Achebe’s ability to communicate the tragedy of Okonkwo’s experience to Western readers, in spite of Okonkwo’s decidedly unsympathetic character, marks one of the novel’s greatest achievements. The book is also one of the very first to present an in-depth portrait of Ibo culture and village life from an African, not a Western, point of view. Finally, Achebe’s work successfully depicts the more general conflicts experienced by individuals, families, and communities when different cultures and religions clash, making Things Fall Apart a valuable text widely studied in courses on literature, history, African studies, and anthropology. Most significantly, Achebe has said that he wrote Things Fall Apart “to help [his] society regain belief in itself” in the wake of colonialism. In his own words, the publication of Things Fall Apart marked “the first time we were seeing ourselves, as autonomous individuals, rather than half-people, or as Conrad would say, ‘rudimentary souls.’”

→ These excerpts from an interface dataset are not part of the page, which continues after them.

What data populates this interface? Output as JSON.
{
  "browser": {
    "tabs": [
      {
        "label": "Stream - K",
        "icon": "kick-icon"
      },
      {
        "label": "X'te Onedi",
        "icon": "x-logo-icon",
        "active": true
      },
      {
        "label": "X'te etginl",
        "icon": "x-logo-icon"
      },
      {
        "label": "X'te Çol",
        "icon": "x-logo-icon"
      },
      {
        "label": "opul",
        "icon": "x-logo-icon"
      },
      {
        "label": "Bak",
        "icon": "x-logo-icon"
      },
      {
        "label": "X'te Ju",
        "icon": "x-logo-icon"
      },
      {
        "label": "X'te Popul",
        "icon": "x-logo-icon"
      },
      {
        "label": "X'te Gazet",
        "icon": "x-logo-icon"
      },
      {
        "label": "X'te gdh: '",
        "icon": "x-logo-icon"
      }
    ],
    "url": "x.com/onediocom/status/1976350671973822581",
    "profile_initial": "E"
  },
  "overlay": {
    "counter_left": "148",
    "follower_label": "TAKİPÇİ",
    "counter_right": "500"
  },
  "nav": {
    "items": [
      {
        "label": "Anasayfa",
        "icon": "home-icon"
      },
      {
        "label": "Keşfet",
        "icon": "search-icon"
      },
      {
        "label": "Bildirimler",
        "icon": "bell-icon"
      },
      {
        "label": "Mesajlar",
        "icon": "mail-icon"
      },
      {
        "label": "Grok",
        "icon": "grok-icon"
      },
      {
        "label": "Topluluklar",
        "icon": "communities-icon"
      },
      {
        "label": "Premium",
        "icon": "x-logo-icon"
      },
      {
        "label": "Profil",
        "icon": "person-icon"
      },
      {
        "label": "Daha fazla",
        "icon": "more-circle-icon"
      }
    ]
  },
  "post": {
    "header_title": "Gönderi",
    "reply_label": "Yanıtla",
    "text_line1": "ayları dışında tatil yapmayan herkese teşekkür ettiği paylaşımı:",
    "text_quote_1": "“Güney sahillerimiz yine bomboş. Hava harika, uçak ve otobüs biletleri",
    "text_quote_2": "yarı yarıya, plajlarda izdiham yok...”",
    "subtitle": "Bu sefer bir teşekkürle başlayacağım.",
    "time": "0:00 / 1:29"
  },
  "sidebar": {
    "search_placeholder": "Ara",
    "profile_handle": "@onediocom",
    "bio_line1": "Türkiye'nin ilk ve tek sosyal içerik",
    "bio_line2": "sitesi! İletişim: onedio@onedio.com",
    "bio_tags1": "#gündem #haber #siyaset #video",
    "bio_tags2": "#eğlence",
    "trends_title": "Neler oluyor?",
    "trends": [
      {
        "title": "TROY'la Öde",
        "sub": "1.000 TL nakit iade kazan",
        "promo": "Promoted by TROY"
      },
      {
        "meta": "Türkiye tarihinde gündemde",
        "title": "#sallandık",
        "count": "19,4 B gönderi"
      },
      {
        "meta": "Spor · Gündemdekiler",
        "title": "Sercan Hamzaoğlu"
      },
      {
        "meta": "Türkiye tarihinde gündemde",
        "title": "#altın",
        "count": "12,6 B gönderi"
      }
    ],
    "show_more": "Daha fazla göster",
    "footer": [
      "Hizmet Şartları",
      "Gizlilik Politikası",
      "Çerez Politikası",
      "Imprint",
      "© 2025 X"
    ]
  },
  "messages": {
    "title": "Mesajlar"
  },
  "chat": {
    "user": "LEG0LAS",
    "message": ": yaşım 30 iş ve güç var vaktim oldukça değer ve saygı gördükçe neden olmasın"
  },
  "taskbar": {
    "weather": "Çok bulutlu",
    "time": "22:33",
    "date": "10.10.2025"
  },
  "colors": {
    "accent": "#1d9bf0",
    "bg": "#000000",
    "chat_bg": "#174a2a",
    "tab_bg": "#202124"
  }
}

When Achebe first sent the manuscript of Things Fall Apart to publishers, many rejected it, claiming that fiction by African writers had no market potential. Today, the novel remains the most widely read work of fiction in the modern African literary canon, has sold over twelve million copies around the world, has never gone out of print, and has been translated into fifty languages, making Achebe the most translated African writer of all time. His work has made an indelible impression on subsequent generations of writers as well. As fellow Nigerian novelist and Achebe’s protégé Chimimanda Adichie observed in a 2006 interview, “reading [Achebe] emboldened me, gave me permission to write about the things I knew well.” Following Achebe’s death in March 2013, many obituaries hailed him as the “father of African literature,” a title he frequently, humbly rejected throughout his life. According to The Economist, Achebe preferred to see his role in literature in terms of his favorite proverb: “Until the lions have their own historians, the history of the hunt will always glorify the hunter.”

About this Document

Our eNotes Comprehensive Lesson Plans have been written, tested, and approved by active classroom teachers. Each plan takes students through a text section by section, glossing important vocabulary and encouraging active reading. Each is designed to bring students to a greater understanding of the language, plot, characters, and themes of the text. The main components of each plan are the following:

  • An in-depth introductory lecture
  • Discussion questions
  • Vocabulary lists
  • Section-by-section comprehension questions
  • A multiple-choice test
  • Essay questions

Each plan is divided into a teacher and a student edition. The teacher edition provides complete answer keys for all sections, including example answers for the essay questions.